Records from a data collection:
#####

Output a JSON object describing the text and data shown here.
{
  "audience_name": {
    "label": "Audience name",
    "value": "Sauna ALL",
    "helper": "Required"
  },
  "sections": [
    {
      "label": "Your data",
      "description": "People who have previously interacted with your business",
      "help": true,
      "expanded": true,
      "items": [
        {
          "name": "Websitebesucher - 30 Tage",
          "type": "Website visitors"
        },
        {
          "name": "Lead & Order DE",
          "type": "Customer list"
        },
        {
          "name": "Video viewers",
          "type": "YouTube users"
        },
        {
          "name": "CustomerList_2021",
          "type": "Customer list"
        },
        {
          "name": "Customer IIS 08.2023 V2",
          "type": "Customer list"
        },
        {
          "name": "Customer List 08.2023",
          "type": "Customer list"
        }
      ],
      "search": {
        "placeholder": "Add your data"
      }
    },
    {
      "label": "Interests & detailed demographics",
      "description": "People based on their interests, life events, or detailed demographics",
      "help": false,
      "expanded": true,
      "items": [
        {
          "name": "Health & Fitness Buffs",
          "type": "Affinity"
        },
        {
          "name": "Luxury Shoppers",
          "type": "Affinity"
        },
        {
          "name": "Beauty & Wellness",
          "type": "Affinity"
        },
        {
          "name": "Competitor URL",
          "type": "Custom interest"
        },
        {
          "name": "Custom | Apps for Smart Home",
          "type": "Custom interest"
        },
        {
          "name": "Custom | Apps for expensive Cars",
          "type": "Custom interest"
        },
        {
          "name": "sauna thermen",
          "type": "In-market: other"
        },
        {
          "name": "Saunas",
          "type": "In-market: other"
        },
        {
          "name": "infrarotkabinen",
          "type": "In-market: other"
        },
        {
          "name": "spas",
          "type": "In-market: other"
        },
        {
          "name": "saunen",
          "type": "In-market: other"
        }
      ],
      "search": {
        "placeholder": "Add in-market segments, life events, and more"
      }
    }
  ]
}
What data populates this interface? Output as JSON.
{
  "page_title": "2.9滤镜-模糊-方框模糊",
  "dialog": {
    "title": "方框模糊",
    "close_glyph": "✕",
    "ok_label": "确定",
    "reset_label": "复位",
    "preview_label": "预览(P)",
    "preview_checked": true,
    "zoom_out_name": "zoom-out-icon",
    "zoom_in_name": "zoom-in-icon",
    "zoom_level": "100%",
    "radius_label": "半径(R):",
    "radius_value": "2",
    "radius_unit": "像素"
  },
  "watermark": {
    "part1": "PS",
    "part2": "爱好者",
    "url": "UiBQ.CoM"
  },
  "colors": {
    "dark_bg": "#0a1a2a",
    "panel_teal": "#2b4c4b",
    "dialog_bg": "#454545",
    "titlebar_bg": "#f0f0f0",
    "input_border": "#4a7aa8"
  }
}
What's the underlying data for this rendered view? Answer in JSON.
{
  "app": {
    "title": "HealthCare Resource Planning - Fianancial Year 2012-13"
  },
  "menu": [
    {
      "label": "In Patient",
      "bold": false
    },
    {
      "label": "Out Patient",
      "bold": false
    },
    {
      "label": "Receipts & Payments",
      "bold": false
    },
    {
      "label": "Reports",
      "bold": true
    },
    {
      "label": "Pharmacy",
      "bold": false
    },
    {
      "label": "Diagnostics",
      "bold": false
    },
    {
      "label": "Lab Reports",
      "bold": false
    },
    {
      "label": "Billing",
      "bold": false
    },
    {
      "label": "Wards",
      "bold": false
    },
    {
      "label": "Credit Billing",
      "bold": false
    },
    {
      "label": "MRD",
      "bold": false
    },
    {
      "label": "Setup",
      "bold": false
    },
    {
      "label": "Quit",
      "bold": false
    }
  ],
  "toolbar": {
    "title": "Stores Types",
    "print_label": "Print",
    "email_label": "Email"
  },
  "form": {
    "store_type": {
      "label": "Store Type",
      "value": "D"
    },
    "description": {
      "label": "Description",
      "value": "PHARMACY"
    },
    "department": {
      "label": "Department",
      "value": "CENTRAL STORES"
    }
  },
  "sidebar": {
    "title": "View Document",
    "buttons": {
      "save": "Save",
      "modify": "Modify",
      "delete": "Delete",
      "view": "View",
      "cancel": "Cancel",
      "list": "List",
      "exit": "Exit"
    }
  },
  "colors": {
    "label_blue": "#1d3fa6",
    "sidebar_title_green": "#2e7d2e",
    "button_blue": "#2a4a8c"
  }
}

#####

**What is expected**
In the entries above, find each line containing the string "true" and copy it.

**Written reply**
      "help": true,
      "expanded": true,
      "expanded": true,
    "preview_checked": true,
      "bold": true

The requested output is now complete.